Recorded data –
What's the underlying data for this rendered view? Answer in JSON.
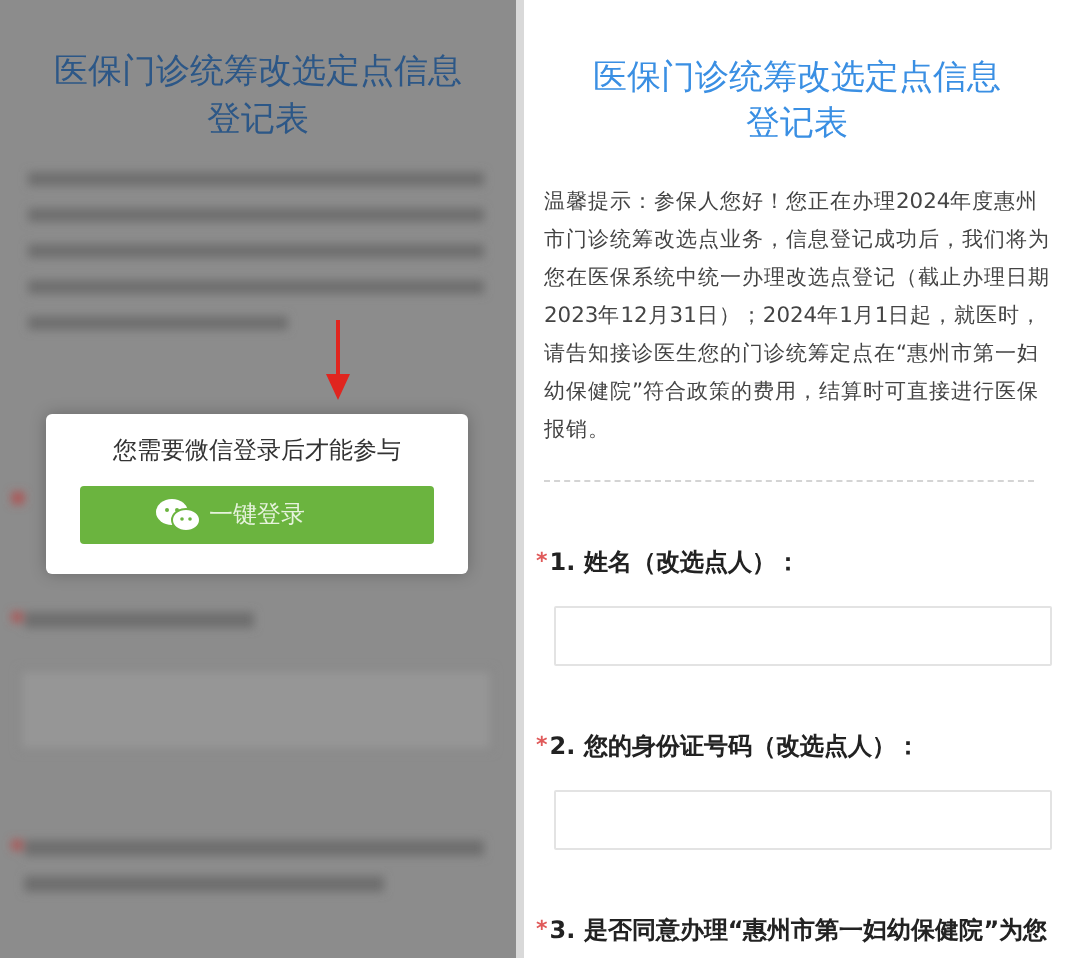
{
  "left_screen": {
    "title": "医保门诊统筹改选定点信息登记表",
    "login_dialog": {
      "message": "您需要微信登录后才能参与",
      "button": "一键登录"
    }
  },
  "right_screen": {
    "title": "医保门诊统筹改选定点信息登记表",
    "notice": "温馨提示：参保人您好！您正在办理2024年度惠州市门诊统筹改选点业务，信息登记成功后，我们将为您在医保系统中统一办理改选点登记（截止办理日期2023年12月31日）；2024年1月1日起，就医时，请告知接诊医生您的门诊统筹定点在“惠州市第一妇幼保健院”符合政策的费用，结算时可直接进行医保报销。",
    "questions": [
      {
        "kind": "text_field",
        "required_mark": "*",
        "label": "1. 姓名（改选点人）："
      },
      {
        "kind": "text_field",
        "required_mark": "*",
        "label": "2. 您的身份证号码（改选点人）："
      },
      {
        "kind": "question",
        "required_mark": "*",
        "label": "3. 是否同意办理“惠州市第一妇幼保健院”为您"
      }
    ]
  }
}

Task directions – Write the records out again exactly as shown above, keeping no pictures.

Task response –
What's the underlying data for this rendered view? Answer in JSON.
{
  "left_screen": {
    "title": "医保门诊统筹改选定点信息登记表",
    "login_dialog": {
      "message": "您需要微信登录后才能参与",
      "button": "一键登录"
    }
  },
  "right_screen": {
    "title": "医保门诊统筹改选定点信息登记表",
    "notice": "温馨提示：参保人您好！您正在办理2024年度惠州市门诊统筹改选点业务，信息登记成功后，我们将为您在医保系统中统一办理改选点登记（截止办理日期2023年12月31日）；2024年1月1日起，就医时，请告知接诊医生您的门诊统筹定点在“惠州市第一妇幼保健院”符合政策的费用，结算时可直接进行医保报销。",
    "questions": [
      {
        "kind": "text_field",
        "required_mark": "*",
        "label": "1. 姓名（改选点人）："
      },
      {
        "kind": "text_field",
        "required_mark": "*",
        "label": "2. 您的身份证号码（改选点人）："
      },
      {
        "kind": "question",
        "required_mark": "*",
        "label": "3. 是否同意办理“惠州市第一妇幼保健院”为您"
      }
    ]
  }
}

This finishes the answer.